* _ASSIGNMENT_
Using the listing below, please gather every line containing the word "staff".

(SUPPLIED ENTRIES)

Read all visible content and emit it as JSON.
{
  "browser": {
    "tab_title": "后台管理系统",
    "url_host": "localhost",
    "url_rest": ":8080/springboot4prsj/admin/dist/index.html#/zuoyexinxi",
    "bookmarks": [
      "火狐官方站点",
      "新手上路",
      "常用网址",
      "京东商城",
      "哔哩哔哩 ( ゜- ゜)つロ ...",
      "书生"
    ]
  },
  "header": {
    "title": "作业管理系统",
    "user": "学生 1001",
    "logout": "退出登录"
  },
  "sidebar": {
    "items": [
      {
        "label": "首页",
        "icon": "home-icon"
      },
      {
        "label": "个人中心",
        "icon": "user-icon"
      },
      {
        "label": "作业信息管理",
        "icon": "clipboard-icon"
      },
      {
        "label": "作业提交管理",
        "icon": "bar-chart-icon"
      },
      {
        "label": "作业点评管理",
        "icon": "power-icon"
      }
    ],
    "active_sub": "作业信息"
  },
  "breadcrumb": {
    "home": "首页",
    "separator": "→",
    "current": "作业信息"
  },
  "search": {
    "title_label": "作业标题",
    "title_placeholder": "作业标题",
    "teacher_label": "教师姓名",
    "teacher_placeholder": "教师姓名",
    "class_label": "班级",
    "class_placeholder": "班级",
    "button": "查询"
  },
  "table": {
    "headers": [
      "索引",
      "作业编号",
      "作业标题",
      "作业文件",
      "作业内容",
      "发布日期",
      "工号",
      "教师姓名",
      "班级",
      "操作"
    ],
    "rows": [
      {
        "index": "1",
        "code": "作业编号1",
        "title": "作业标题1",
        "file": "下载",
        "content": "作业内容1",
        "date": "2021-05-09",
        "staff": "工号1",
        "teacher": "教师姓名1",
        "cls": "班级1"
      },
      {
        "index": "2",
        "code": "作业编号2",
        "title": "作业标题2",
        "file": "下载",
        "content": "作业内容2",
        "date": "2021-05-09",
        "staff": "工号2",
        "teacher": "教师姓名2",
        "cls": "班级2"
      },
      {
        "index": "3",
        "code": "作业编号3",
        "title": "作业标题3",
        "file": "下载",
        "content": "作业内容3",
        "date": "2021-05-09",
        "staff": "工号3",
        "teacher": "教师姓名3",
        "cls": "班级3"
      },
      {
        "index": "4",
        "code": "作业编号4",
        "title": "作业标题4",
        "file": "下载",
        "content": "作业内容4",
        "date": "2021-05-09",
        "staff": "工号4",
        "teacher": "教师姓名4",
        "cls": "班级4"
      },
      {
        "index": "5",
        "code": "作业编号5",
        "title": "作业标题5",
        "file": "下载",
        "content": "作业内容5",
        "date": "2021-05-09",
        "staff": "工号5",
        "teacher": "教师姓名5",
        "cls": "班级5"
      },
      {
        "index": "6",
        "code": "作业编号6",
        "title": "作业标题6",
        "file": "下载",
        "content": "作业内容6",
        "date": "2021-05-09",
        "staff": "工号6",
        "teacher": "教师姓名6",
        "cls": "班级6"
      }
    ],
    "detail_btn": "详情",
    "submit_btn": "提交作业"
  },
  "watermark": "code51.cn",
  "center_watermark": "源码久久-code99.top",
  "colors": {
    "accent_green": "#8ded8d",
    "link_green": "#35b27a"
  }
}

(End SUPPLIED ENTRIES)

* _EXPECTED OUTPUT_
        "staff": "工号1",
        "staff": "工号2",
        "staff": "工号3",
        "staff": "工号4",
        "staff": "工号5",
        "staff": "工号6",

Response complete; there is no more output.